Tests Completed on Advanced Generator for Wind Turbines

Control Techniques drives chosen for test rig

Wind Technologies, a new entrant to the wind turbine market, has recently completed testing on a radically different type of generator – one that has the potential to make radical cuts in the cost of operation & maintenance of wind turbines. Operating and maintenance costs are a growing issue, particularly for off-shore wind farms. The design is for a brushless doubly-fed induction generator, which not only increases the reliability of wind turbines, but also reduces the size requirement for the associated converter to one-third of the generator rating.

The technology was developed at Cambridge & Durham Universities from 1999 and a 20 kW machine was first tested in a Gazelle wind turbine in 2009 – the world’s first brushless doubly-fed generator (known as a Brushless DFIG) fitted into a wind turbine. This completely proved the theoretical models, but was just the first step! With sights set on a multi-MW machine, the team opted for intensive testing of a 250 kW brushless generator, built to their specifications by ATB Laurence Scott Ltd in Norwich. Wind Technologies designed a test rig with double power feed – mains power and connection via the controlling inverter drive – with a Control Techniques Unidrive providing grid connection.

“We chose Control Techniques partly because it is a British product, but mainly because of the excellent support,” explains Dr Paul Malliband, Vice President Engineering at Wind Technologies. “It’s always possible to get hold of an engineer to help with a technical query, even during weekends. We have developed a very good relationship over the period of this project,” he adds.

Wind Technologies’ Brushless DFIG has two stator windings of different pole numbers in a single frame, chosen so that there is no direct coupling between them, in combination with a special form of rotor which can couple both fields. It has a number of benefits.

Its brushless operation drastically cuts its build cost (CAPEX) as well as the level and frequency of maintenance (OPEX) with the elimination of slip-rings and brush gear. The generator no longer requires brush carbon extraction equipment, further reducing manufacturing costs and no carbon brush dust spreads into the turbine nacelle due to brush wear. This also removes a major maintenance routine from the generator. These advantages become even more significant for off-shore wind turbines.

Because the Brushless DFIG has doubly-fed operation, it only requires a fractionally rated converter, again saving overall costs.
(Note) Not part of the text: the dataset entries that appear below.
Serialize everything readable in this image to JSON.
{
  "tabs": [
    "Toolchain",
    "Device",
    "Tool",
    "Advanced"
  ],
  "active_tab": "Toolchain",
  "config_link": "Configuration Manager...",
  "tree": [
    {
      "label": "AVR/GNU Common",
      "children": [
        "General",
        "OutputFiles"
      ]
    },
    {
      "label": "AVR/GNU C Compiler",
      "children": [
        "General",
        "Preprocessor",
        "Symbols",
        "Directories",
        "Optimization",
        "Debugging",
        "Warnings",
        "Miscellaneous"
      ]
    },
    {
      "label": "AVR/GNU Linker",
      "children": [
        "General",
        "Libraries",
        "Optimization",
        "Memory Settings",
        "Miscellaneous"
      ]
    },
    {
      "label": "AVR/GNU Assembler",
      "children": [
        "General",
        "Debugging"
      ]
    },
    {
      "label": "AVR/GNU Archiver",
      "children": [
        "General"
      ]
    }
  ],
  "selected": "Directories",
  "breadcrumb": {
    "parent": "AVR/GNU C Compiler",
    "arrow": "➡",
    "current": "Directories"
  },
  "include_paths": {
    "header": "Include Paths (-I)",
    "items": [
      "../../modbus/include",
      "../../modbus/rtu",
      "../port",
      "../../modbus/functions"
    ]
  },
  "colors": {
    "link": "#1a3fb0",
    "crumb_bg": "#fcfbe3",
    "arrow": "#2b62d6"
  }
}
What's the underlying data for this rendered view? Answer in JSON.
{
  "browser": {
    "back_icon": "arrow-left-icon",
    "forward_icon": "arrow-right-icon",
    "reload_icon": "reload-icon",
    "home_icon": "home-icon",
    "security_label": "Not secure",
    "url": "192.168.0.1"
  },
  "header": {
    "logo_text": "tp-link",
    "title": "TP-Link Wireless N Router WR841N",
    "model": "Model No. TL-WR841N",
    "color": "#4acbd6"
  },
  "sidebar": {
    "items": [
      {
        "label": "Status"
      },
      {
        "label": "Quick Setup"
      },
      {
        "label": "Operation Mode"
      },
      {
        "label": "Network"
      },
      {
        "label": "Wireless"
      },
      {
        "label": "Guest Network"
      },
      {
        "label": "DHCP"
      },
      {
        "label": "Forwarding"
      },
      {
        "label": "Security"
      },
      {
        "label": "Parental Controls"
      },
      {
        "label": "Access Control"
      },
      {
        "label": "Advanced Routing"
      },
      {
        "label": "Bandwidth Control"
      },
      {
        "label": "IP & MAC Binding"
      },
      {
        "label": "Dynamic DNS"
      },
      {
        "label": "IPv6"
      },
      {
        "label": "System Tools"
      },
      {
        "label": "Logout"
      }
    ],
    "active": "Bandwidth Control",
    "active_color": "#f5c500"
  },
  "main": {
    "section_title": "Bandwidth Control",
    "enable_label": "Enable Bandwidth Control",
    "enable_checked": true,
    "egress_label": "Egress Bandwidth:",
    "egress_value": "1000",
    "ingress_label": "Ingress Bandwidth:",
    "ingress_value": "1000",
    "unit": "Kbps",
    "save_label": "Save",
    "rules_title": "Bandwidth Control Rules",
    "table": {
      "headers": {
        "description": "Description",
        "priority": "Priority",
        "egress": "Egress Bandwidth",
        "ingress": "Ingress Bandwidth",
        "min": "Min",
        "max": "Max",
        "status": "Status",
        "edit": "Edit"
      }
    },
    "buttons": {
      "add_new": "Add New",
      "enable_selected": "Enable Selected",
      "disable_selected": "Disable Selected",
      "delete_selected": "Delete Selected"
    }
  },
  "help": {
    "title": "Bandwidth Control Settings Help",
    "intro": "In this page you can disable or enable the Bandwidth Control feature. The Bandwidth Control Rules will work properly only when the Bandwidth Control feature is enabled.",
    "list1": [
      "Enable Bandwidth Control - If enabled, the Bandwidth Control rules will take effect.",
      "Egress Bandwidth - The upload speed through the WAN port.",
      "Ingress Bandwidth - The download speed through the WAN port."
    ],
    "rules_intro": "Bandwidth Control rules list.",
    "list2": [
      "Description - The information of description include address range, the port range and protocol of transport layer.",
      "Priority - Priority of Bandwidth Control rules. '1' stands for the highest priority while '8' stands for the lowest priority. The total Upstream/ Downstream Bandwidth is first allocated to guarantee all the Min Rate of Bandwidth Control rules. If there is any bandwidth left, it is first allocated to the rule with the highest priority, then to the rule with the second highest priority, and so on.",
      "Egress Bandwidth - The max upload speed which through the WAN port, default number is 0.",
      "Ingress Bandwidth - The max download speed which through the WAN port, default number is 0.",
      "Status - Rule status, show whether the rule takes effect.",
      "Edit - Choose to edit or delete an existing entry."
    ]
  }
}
It also shows greater compatibility with grid codes than the conventional DFIG, thereby providing further CAPEX benefits.

The Wind Technologies Brushless DFIG is, by nature, a 'medium-speed' generator, so its best operation in a wind turbine is achieved when coupled to a one or two stage gearbox. This offers an important reliability improvement by eliminating the high-speed stage(s) of the gearbox and hence simplifying the mechanical system. Independent studies have shown that Wind Technologies’ innovative drive-train solution is 10% more reliable than the conventional drive-train comprising a DFIG and a three stage gearbox.

Testing of the Brushless DFIG has recently been completed at the ATB Laurence Scott factory in Norwich. The grid-side connection is by a 90 kW Control Techniques Unidrive SP AC drive, operating in regeneration mode. Wind Technologies’ configuration provides ride-through in the event of a mains fault – up to 2 seconds – a control algorithm immediately reduces the power from the generator to zero, eliminating the need for a ‘crowbar’, used for dumping excess power. The test rig has sensors to measure rotor current, flux and rotor temperature – unusually with Bluetooth transmission of the data.

The Unidrive SP ‘Solutions Platform’ AC variable speed drive range spans 0.37 kW right up to 1.9 MW. It is configurable into five operating modes – open loop, RFC (rotor flux control), closed loop vector, servo & regenerating modes. With a range of plug-in option modules, its onboard PLC can be supplemented with programmable, specialist feedback and communication modules.

A multi-MW drive-train is now being designed by Wind Technologies’ engineering team and this will be incorporated into a wind turbine for field testing in 2013. The drive-train will include a Brushless DFIG and its associated frequency converter and control system, coupled to a two stage gearbox.